“The thing that I was so happy about, the first time I brought it up to him, he just said, ‘Coach, whatever you want to do, I’m with you 110%,’” Scott said. “And that made me feel good because I knew how competitive he is and for him to trust me like that, it just let me know that our relationship is as strong as it’s ever been.”
The Lakers (9-21) are fraught with foibles but the rapport between star player and coach is one of few things that doesn’t need critiquing. Outside analysts are picking up on it too.
“No other coach the Lakers could have hired in this world, no other coach I believe could have gotten Kobe to sit down,” TNT’s Chris Webber said while providing commentary for Thursday’s Lakers-Chicago game. “Not only did they hire his coach, they hired his old head, his mentor, his ex-teammate who he knows has his best interest at heart.”
Phil Jackson could have surely convinced Bryant to sit, but Webber’s point hit most of the target.

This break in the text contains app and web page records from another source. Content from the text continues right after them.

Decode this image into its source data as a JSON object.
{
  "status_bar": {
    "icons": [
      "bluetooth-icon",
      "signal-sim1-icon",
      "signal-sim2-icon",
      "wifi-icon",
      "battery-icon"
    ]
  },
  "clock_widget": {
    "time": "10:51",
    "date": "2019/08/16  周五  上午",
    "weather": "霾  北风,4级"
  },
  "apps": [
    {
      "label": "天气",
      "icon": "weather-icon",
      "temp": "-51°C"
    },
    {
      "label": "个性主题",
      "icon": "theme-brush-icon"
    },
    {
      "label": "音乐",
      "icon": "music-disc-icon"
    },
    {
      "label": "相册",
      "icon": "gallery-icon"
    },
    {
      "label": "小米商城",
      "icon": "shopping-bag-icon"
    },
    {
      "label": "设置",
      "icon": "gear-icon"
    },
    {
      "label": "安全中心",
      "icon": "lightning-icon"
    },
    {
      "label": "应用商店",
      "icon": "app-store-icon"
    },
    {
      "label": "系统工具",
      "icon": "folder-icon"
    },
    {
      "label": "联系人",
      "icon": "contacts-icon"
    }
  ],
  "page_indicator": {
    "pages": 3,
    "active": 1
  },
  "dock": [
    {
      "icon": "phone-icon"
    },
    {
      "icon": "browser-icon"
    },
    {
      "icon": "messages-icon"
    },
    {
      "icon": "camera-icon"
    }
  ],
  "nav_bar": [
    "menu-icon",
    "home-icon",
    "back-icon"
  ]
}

Scott, 53, has tried to blend humor with toughness in his first season. Quick with a one-liner while talking to reporters, he is also perfectly willing to call a player out through the media.
The losses are piling up. Scott’s confidence isn’t wearing down.
“I know that this is a process and it’s going to take time and I have to be as patient as anybody. Obviously, the people that have to be the most patient is the Buss family,” he said before referring to executives Mitch Kupchak and Jim Buss.
“When I took the job and when I talked to Mitch and Jim, they said, ‘This is going to be a process, it’s going to take some time.’ They asked me if I was OK with that. The question from me was, ‘No, are you guys OK with that?’
“I always have that in the back of my mind, that this is going to be fine.”
Basketball was in high demand on Christmas, including the Lakers without Bryant.
TNT’s broadcast of Lakers-Bulls averaged 3.9 million total viewers, the largest audience ever for a Christmas prime-time game on cable. It was followed on TNT by the Golden State-Clippers game that drew an average of 3.1 million viewers. Both figures were supplied by TNT via Nielsen Media Research.
ABC said the ratings for its marquee game were up 19% from a year ago as an average audience of 9.3 million watched Miami beat Cleveland.